I so related to the part where you said as a kid you were envisioning yourself as this stressed out middle-age person pacing around late at night with Chinese takeout and trying to solve whatever you’re working on. And I had many of those moments when I was working on my book, where I felt like I’m finally doing it. I’m pinning up notes on the wall and going crazy at 2:00 in the morning, and maybe this is it.

Yes. I had exactly that feeling when I was doing some of the brain research that you mentioned. I would have these flashes to the camera angle above my shoulder, and I was like, I’m her! It felt so good. Feeling purposeful is a high that’s hard to get elsewhere.

Microfilm machines really helped with that imagery.

I know. That’s my next kill, is I haven’t still messed with microfiche or microfilm. That, or kickboxing alone at night.

To end with, I’d love to assess where you’re at right now with all your various projects. You talk a lot in the book about moving to New York – and if the successes you’ve experienced like appearing on the Hamilton mixtape are going to be enough to sustain you out there, where it’s very expensive to live and work. Where are things at with you?

Rent’s paid. Right now, I think, like a lot of musicians, it probably paints a sunnier picture on my social media than the picture I live in, and that bothers me. I think the trick is that after a hard show I don’t want to hurt anybody’s feelings who was at the show, to be like – Springfield; tonight sucked. I’m really tired. Because that’s not nice. Now that I’m off tour, I’m looking for ways to be a little bit more honest or at least representative about the way that I present myself onstage, or in the public is important to me.

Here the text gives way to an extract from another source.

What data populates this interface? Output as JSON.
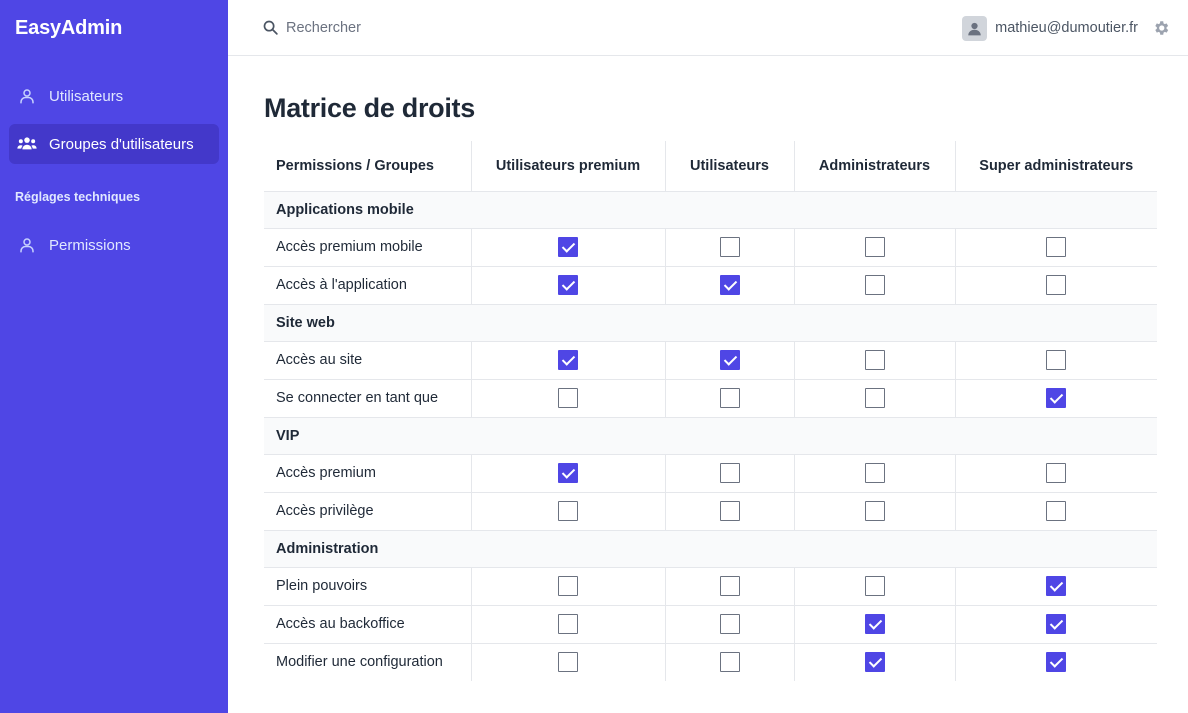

I feel happy and proud that the book is coming out. I really do. I’ve wanted that since before I knew about Doomtree. I’ve wanted to be a writer since I was in my late teens and early 20s. So that’s gratifying. At the same time, one of the pieces of counsel that I’ve consistently received is like you will be bummed right after this thing comes out. So the best counsel that I’ve gotten is sink your teeth into something else now so that you’re not relying on this old work. So right now I’ve got a couple shows coming up with the Minnesota Orchestra in October, and then I’ve got to figure out how to do book tours right. So those are the two artistic projects that I’m focused on. And then I think it’s time to go back in the lab and stop talking about art, and make something again.

Do you think music is the next – or another book, or both at the same time?

I’ve got maybe a third of a manuscript of fiction done. We’ll see if anybody’s interested in it. And then yeah, Lazerbeak and I chatted on the phone last week about getting back in the – nobody says “lab” anymore – going back to our respective basement studios to start work on music again.

Thank you so much for talking to me today, and thank you for this beautiful book.

Thanks for the thoughtful questions. This is a different degree of candor, so it’s nice to do it here with the Current. Thanks.

Read part one of this interview here. Dessa’s memoir, My Own Devices, will be released nationally on September 18 by Dutton Books.